*SOURCE INFORMATION*:
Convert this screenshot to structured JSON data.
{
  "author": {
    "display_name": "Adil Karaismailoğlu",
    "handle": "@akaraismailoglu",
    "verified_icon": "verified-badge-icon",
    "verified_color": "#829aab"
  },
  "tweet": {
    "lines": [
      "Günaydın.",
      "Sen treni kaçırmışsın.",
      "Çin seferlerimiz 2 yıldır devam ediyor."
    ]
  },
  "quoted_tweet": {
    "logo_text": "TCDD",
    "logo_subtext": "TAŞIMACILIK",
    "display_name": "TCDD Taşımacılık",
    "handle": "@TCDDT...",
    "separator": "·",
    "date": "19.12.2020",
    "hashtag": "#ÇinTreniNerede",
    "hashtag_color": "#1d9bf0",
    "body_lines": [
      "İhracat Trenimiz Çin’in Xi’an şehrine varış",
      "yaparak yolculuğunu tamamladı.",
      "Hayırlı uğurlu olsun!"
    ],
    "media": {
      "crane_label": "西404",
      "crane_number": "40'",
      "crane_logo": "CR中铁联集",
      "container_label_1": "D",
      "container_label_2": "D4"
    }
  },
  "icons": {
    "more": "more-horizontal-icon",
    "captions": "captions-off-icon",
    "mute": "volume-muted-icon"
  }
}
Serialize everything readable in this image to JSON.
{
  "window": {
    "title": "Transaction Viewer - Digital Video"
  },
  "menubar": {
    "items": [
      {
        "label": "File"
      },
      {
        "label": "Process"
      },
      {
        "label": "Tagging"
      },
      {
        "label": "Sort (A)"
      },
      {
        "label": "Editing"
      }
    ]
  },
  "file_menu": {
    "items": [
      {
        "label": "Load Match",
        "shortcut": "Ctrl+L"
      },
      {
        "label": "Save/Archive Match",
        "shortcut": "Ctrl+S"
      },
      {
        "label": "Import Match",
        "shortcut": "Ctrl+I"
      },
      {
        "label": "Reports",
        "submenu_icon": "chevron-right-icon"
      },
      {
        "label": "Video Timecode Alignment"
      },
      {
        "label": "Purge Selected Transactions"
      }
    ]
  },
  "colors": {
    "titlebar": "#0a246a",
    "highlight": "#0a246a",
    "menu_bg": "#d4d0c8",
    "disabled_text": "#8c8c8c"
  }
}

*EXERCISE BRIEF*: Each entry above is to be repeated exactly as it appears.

*TASK ANSWER*:
Convert this screenshot to structured JSON data.
{
  "author": {
    "display_name": "Adil Karaismailoğlu",
    "handle": "@akaraismailoglu",
    "verified_icon": "verified-badge-icon",
    "verified_color": "#829aab"
  },
  "tweet": {
    "lines": [
      "Günaydın.",
      "Sen treni kaçırmışsın.",
      "Çin seferlerimiz 2 yıldır devam ediyor."
    ]
  },
  "quoted_tweet": {
    "logo_text": "TCDD",
    "logo_subtext": "TAŞIMACILIK",
    "display_name": "TCDD Taşımacılık",
    "handle": "@TCDDT...",
    "separator": "·",
    "date": "19.12.2020",
    "hashtag": "#ÇinTreniNerede",
    "hashtag_color": "#1d9bf0",
    "body_lines": [
      "İhracat Trenimiz Çin’in Xi’an şehrine varış",
      "yaparak yolculuğunu tamamladı.",
      "Hayırlı uğurlu olsun!"
    ],
    "media": {
      "crane_label": "西404",
      "crane_number": "40'",
      "crane_logo": "CR中铁联集",
      "container_label_1": "D",
      "container_label_2": "D4"
    }
  },
  "icons": {
    "more": "more-horizontal-icon",
    "captions": "captions-off-icon",
    "mute": "volume-muted-icon"
  }
}
Serialize everything readable in this image to JSON.
{
  "window": {
    "title": "Transaction Viewer - Digital Video"
  },
  "menubar": {
    "items": [
      {
        "label": "File"
      },
      {
        "label": "Process"
      },
      {
        "label": "Tagging"
      },
      {
        "label": "Sort (A)"
      },
      {
        "label": "Editing"
      }
    ]
  },
  "file_menu": {
    "items": [
      {
        "label": "Load Match",
        "shortcut": "Ctrl+L"
      },
      {
        "label": "Save/Archive Match",
        "shortcut": "Ctrl+S"
      },
      {
        "label": "Import Match",
        "shortcut": "Ctrl+I"
      },
      {
        "label": "Reports",
        "submenu_icon": "chevron-right-icon"
      },
      {
        "label": "Video Timecode Alignment"
      },
      {
        "label": "Purge Selected Transactions"
      }
    ]
  },
  "colors": {
    "titlebar": "#0a246a",
    "highlight": "#0a246a",
    "menu_bg": "#d4d0c8",
    "disabled_text": "#8c8c8c"
  }
}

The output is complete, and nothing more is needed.